Members of the Literacy Specialist Program learn not only from university courses but also from field experiences, and above all from the intersection of these two. Course work becomes vastly more complex and interesting when it is brought to bear on the real challenges in classrooms. Every student in the Literacy Specialist Program is expected to work in a classroom or two as a teacher-researcher and reflective practitioner. Students complete internships in classrooms across New York City and its neighboring boroughs. Interns log 10-12 hours of literacy-related instruction per week, typically two and half to three hours a day, four days per week.

Fieldwork assignments vary based on the graduate student’s prior experience and wishes. A graduate student who has a full-time position teaching in a nearby school may use his or her own classroom as a lab site to try out new learning. A graduate student who comes to New York from another part of the world may ask for help securing a teaching position or an assistant-teaching position, and in this instance, too, the fieldwork becomes part of that person’s full-time job.

Most graduate students, however, come to Teachers College for full-time study, during which they experience two different placements—one in the fall and one in the spring. One placement may be in a classroom and the other may be as an apprentice with a member of the Teachers College Reading and Writing Project staff or with a literacy coach. Alternatively, the placements may be in two classrooms at different grade levels.

Always, graduate students are placed in schools that are deeply involved in literacy reform. Through these placements, students have the opportunity to observe and learn from a mentor teacher who is experienced in workshop teaching, as well as to practice and engage in instruction alongside this person. Students are assigned a supervisor who visits them in their placements and provides support and feedback. Finally, students also participate in the ongoing staff development that occurs in the school. Many end up being deluged with job offers from the schools connected to the program

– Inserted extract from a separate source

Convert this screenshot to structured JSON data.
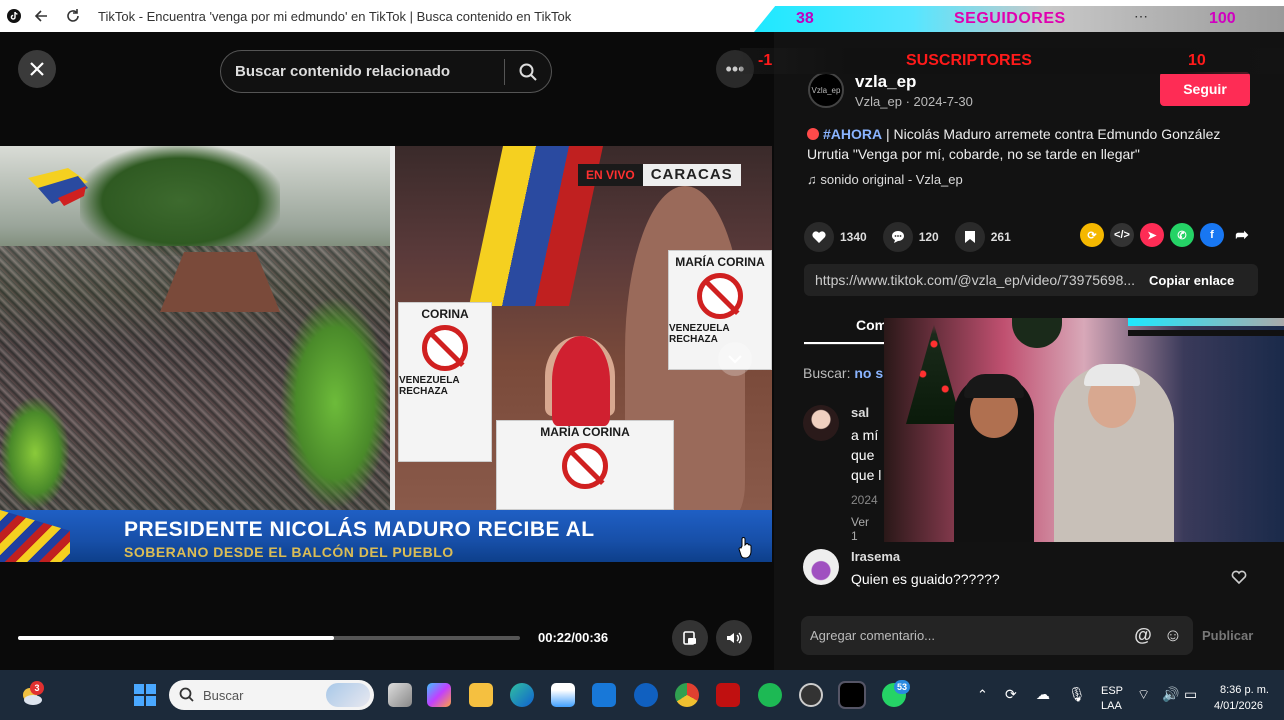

I graduated from the Literacy Specialist Program several years ago and I am aware every day of how the program has opened doors for me. I learned from teachers who had extensive knowledge of child development and education and who challenged me to take the work of teaching reading and writing from multiple perspectives. I also was fortunate to connect with a mentor at TCRWP who strengthened my skills as a teacher and learner, and to work with members of the Project to conduct research and write lessons for the Units of Study. Now I am teaching at one of NYC’s greatest public schools, and remain connected to the institution and people from the program, as I am surrounded by other teachers who have also learned from TC and TCRWP. All of these experiences and connections have helped me become a more reflective, critical and effective teacher, and have come my way as a result of the Literacy Specialist Program.
Jasmine Junsay, Fourth Grade Teacher at PS 29, Brooklyn